Here is your gardening schedule for the month of October:

First week of October

Dig up gladioluses, dahlias, tubers and other tender bulbs. Plant budded chrysanthemums. The buds will open once planted to add color to fall landscapes. If you buy plants already in full bloom, they will not last long. Check your perennials. Some may not have survived this year’s heat and droughts. Water evergreens if needed. Take a soil sample of your gardens and lawn so the results are available in time to add fertilizer or lime, which will improve or adjust soil fertility.
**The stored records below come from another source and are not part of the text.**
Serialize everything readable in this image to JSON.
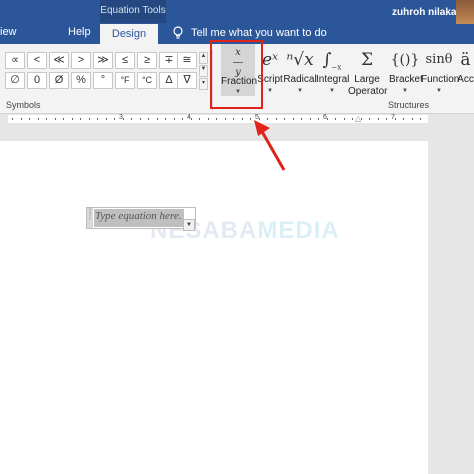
{
  "titlebar": {
    "context_group": "Equation Tools",
    "tabs": [
      "iew",
      "Help"
    ],
    "active_tab": "Design",
    "tell_me": "Tell me what you want to do",
    "user_name": "zuhroh nilakandi"
  },
  "symbols": {
    "row1": [
      "∝",
      "<",
      "≪",
      ">",
      "≫",
      "≤",
      "≥",
      "∓",
      "≅",
      "≈"
    ],
    "row2": [
      "∅",
      "0",
      "Ø",
      "%",
      "°",
      "°F",
      "°C",
      "∆",
      "∇",
      "∃"
    ],
    "label": "Symbols"
  },
  "structures": {
    "label": "Structures",
    "items": [
      {
        "label": "Fraction",
        "icon": "x/y"
      },
      {
        "label": "Script",
        "icon": "eˣ"
      },
      {
        "label": "Radical",
        "icon": "ⁿ√x"
      },
      {
        "label": "Integral",
        "icon": "∫"
      },
      {
        "label": "Large Operator",
        "icon": "Σ"
      },
      {
        "label": "Bracket",
        "icon": "{()}"
      },
      {
        "label": "Function",
        "icon": "sinθ"
      },
      {
        "label": "Acc",
        "icon": "ä"
      }
    ]
  },
  "ruler": {
    "numbers": [
      "3",
      "4",
      "5",
      "6",
      "7"
    ]
  },
  "equation": {
    "placeholder": "Type equation here."
  },
  "watermark": {
    "part1": "NESABA",
    "part2": "MEDIA"
  },
  "colors": {
    "accent": "#2b579a",
    "highlight": "#e2231a"
  }
}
Use shedding needles from pines, yews and arborvitaes as mulch around azaleas, rhododendrons, camellias and andromedas. Bring in house plants that have been living outdoors all summer. Be sure to inspect for pests before you bring them in.

Second week of October

Dig up and pot an herb plant or two from the herb garden. Parsley, chives, sage, thyme or scented geraniums do well all winter, if watered and set in a warm sunny window. Rake and add leaves falling from deciduous trees to the compost pile. Pick bagworms from the evergreens and shrubs and destroy them. This will abolish the spring hatching of over-wintering eggs. Plant shrubs and divide crowded perennials. Prune leaves and stems of herbaceous perennials as they turn brown.

Third week of October

Mow the lawn continually so it will not be matted down under heavy snow if we have another winter like last year. Plant spring flowering bulbs such as tulips, daffodils, etc. Protect broadleaf evergreens from winter damage caused by wind and sun. Rake and clean up rose gardens to prevent black spot and other diseases. Keep an eye open for reduced prices on end-of-the-season gardening tools and equipment to be used next year or to be given as gifts.

Last week of October

Transplant small trees after leaves have fallen. Secure vines to their support systems. Clean up garden debris and add to the compost pile.

Here’s a tip: Call the Kent County County Extension Office to see what gardening workshops are offered this fall at 730-4000. Also, the Master Gardeners are having a bulb workshop Friday, Oct. 15. To register, call 730-4000.